>>>

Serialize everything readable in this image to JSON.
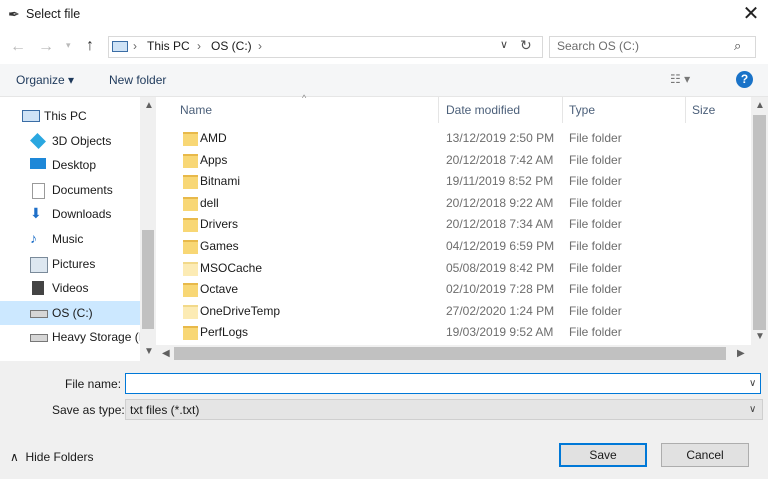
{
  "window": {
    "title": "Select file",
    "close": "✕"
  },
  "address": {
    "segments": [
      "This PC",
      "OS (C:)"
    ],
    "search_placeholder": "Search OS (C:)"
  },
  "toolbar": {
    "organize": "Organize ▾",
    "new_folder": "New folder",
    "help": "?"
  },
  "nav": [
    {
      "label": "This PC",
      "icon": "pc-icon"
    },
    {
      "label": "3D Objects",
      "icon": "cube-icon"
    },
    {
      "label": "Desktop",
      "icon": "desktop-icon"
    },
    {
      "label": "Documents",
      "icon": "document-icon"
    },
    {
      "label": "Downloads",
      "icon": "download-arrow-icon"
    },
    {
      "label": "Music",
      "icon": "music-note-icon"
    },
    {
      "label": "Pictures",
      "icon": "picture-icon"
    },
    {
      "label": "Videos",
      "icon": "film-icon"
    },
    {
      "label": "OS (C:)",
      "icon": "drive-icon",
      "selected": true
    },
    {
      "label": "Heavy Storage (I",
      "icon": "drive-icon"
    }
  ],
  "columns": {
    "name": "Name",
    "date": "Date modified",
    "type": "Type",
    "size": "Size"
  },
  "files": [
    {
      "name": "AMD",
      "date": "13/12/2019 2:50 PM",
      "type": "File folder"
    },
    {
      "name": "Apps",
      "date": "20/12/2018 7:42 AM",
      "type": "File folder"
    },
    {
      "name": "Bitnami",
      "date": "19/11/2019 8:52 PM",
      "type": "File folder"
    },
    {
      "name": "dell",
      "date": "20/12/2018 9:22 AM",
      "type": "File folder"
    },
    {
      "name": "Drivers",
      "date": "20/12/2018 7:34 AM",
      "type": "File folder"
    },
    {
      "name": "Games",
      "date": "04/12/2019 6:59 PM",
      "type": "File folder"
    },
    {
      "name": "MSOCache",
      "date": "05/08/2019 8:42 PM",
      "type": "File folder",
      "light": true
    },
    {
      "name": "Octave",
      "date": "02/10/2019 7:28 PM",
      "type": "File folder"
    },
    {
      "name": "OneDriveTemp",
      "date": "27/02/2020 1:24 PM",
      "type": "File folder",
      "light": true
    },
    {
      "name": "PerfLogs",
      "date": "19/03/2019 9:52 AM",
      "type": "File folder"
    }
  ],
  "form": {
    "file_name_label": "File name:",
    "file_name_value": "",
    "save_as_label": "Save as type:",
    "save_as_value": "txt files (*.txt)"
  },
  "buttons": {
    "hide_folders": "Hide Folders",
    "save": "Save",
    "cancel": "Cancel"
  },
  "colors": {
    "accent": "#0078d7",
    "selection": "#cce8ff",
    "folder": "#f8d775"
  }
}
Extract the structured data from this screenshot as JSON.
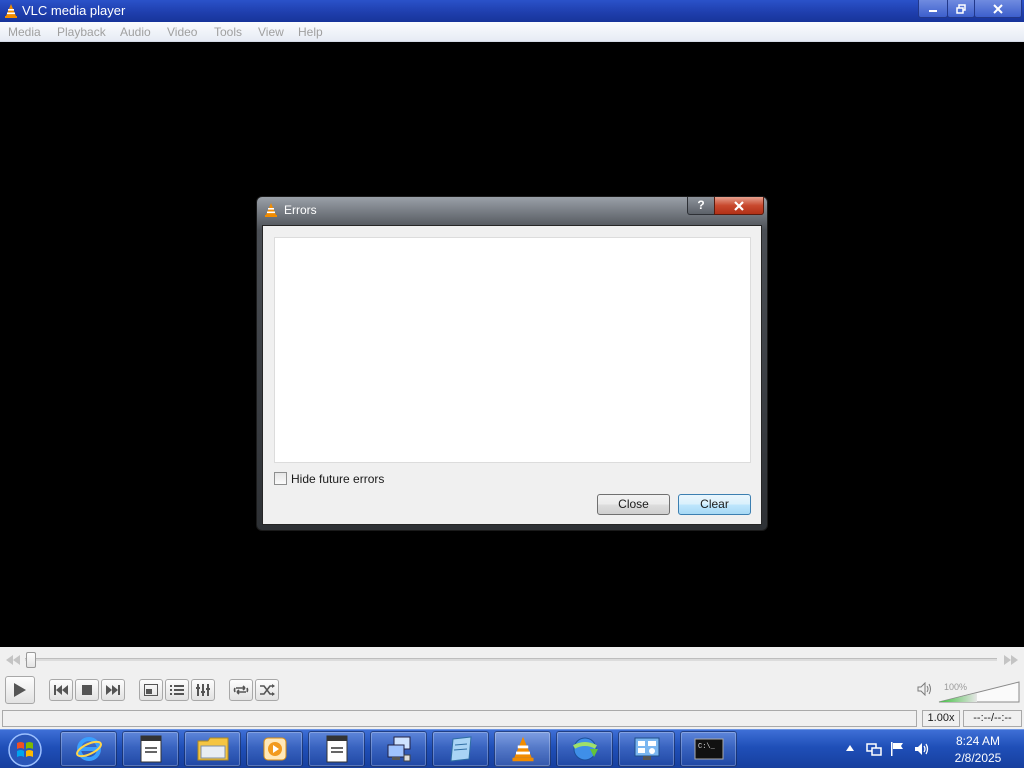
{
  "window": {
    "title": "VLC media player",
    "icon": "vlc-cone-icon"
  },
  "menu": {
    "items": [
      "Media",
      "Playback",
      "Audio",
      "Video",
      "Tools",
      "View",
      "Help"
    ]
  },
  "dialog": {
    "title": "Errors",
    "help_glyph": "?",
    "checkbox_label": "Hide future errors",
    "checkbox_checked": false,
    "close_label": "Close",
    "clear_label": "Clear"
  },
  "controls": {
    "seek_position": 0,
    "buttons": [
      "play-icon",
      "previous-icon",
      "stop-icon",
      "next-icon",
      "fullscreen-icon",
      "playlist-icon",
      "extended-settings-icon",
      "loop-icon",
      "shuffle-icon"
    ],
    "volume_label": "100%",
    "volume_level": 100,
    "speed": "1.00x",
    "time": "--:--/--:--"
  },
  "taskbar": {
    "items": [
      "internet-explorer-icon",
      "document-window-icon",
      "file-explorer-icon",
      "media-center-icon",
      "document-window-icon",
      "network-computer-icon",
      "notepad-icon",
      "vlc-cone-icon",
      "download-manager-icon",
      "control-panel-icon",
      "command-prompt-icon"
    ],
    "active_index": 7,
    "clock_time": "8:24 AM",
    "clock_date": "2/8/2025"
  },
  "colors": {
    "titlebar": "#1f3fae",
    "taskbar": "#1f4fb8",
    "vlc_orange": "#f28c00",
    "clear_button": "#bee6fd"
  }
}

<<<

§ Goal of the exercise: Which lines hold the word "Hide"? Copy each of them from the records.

§ Solved exercise:
    "hide_folders": "Hide Folders",
    "checkbox_label": "Hide future errors",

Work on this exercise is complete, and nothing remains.